Coffee, truth, and TV

my Trade Tripper column in the 21-22 August issue of BusinessWorld:

Found myself thinking over coffee of C.S. Lewis: “We [modern society] make men without chests and expect of them virtue and enterprise. We laugh at honor and are shocked to find traitors in our midst. We castrate and bid the geldings be fruitful.” And “a great many of those who ‘debunk’ traditional... values have in the background values of their own which they believe to be immune from the debunking process.”

Indeed, the problem with modernity is that it itself cannot cope with modernity. By this we see people finding themselves disoriented, confused, lost. That with all the material and financial pleasures available, people find that such is never enough, that in worldly goods is not to be found true human flourishing.

Interestingly enough, not many realize that all this is connected to our constitutional and economic design of a free and democratic society choosing by its right judgment its leaders and the product and services it wants to advance. But this presupposes a well-formed citizenry, with a functioning system of judgment-making.

But today’s modernity (including, unfortunately, our judiciary) rejects the notion of a natural law, an objective standard of reason upon which our ethical system is based. And again, C.S. Lewis is prescient: “Natural law or the First Principles of Practical Reason or the First Platitudes, is not one among a series of possible systems of value. It is the sole source of all value judgments. If it’s rejected, all value is rejected. If any value is retained, it is retained. The effort to refute it and raise a new system of value in its place is self-contradictory. There has never been, and never will be, a radically new judgment of value in the history of the world.”

Thus, Pope Francis was speaking of the necessity of speaking up for reasoned beliefs when (at the Plenary Assembly of the Pontifical Council for Social Communications last September 2013) he said, “We talk about the Church behind closed doors. But this is more than a Church with open doors, it’s more! Finding ‘home’ together, building ‘home’, building the Church. It’s this: building the Church as we walk. A challenge! To lead to the rediscovery, through means of social communication as well as by personal contact, of the beauty which is at the heart of our existence and our journey, the beauty of faith, the beauty of the encounter with Christ.”

The foregoing poetic language, however, is necessarily balanced with the need for reasoned objective truth. Pope Benedict XVI correctly teaches: that without truth, charity becomes mere sentimentality; without truth, there is no social conscience.

It with this in mind that I am taken back to the days when, with collaborators like Edwin Lopez of EWTN and Fr. Ces Magsino of the Opus Dei, we broadcast in TV Maria the show Naturang Batas.
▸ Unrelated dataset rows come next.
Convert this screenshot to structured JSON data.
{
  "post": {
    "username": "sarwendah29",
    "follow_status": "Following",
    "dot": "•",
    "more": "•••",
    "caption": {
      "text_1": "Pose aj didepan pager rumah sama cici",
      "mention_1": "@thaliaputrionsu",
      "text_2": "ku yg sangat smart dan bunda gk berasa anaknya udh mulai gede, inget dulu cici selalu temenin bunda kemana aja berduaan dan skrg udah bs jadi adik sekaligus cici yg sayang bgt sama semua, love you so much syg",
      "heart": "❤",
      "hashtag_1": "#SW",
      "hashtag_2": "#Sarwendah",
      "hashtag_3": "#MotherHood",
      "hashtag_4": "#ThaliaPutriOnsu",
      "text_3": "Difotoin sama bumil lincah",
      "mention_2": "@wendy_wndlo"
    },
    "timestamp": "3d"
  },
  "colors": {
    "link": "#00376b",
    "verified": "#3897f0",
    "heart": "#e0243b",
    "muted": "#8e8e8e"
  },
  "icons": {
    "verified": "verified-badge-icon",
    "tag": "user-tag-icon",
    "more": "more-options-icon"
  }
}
It was simply made, with the sparest of resources. But it had the biggest of ambitions: to re-introduce to Filipinos the natural law, and its importance not only to sexual issues (such as contraception, same-sex ‘marriage’, divorce) but also to others extending to the whole range confronted by our citizens: national security, immigration and labor, education, and politics.

Shooting out of the Caritas compound in Manila, and working with the dedicated of Frs. Jopson and Buenafe, along with an unbelievably small but workaholic group of Kat, Angelyn, Roberto, Marla, Jiggo, and led by director Sharon, we managed to crop out two seasons, still shown on air, and slowly but surely putting natural law back in the national conversation.

Interestingly enough, exactly a week ago, TV Maria historically did its very first direct broadcasting via the internet; and the pioneer broadcast launched by no less than His Eminence Luis Antonio Cardinal Tagle, DD: “Yan din po ang misyon ng social communication, social media sa loob ng simbahan hindi po tayo nakikipaglabanan sa ratings, hindi po tayo pumuporma lamang, hindi po tayo nagpapa-image-image. Ang TV Maria at ang buong apostulado ng simbahan sa pamamagitan ng social communication ay gawaing banal dahil ito ay pagtutuloy ng gawain ng Diyos na nakikipag-usap, nagpapakilala at nag-aanyaya tungo sa buhay na ganap sa piling nya.

But more than that is the need to proclaim vigorously fundamental moral truths. Not bizarre childish thinking like “don’t judge” or “love wins”. There is always the need to judge, the question is to ensure right judgment.

As C.S. Lewis reminds us: “An open mind about the ultimate foundations either of Theoretical or Practical Reason is idiocy. If a man’s mind is open on these things, let his mouth be at least shut. He can say nothing to the purpose. Outside the Tao [the Natural Law] there is no ground for criticizing the Tao or anything else.”

Indeed. Unfortunately, most of “progressive” media today gets it the other way around. And hence the task before all who still value reason and reality.